Rpb4/7p and Pat1p share similar properties: both are shuttling proteins; they shuttle between the cytoplasm and the nucleus, both bind mRNAs and both participate in the translation and the degradation of the mRNA. In addition, they interact with each other. While it is known that Rpb4/7p binds the mRNA in the nucleus during the transcription stage, it is still unknown how Pat1p is recruited to the mRNA. Based on these facts, the raised questions are: Does Pat1p like Rpb4/7p; bind the mRNA during the transcription stage in the nucleus? Is this possible interaction mediated by Rpb4/7p ?
Here I showed that Pat1p interacts with RNA Polymerase II and binds the mRNA in the nucleus.

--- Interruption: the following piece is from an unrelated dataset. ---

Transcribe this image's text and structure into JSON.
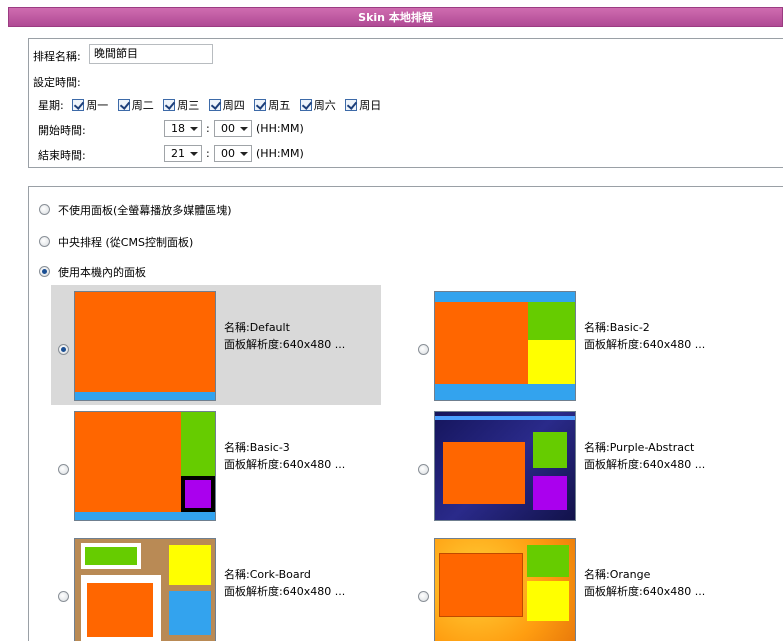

I found that blocking the import of Pat1p to the nucleus reduced the interaction between Pat1p and the mRNA. I showed also that Rpb4/7p mediates the interaction between Pat1p and the translated mRNA. I suggest that Pat1p is recruited to the mRNA co-transcriptionally by Rpb4/7p. Both Pat1p and the Rpb4/7p accompany the mRNA throughout its life cycle from the synthesis until the degradation, the free Pat1p and the free Rpb4/7p return back from the cytoplasm to the nucleus.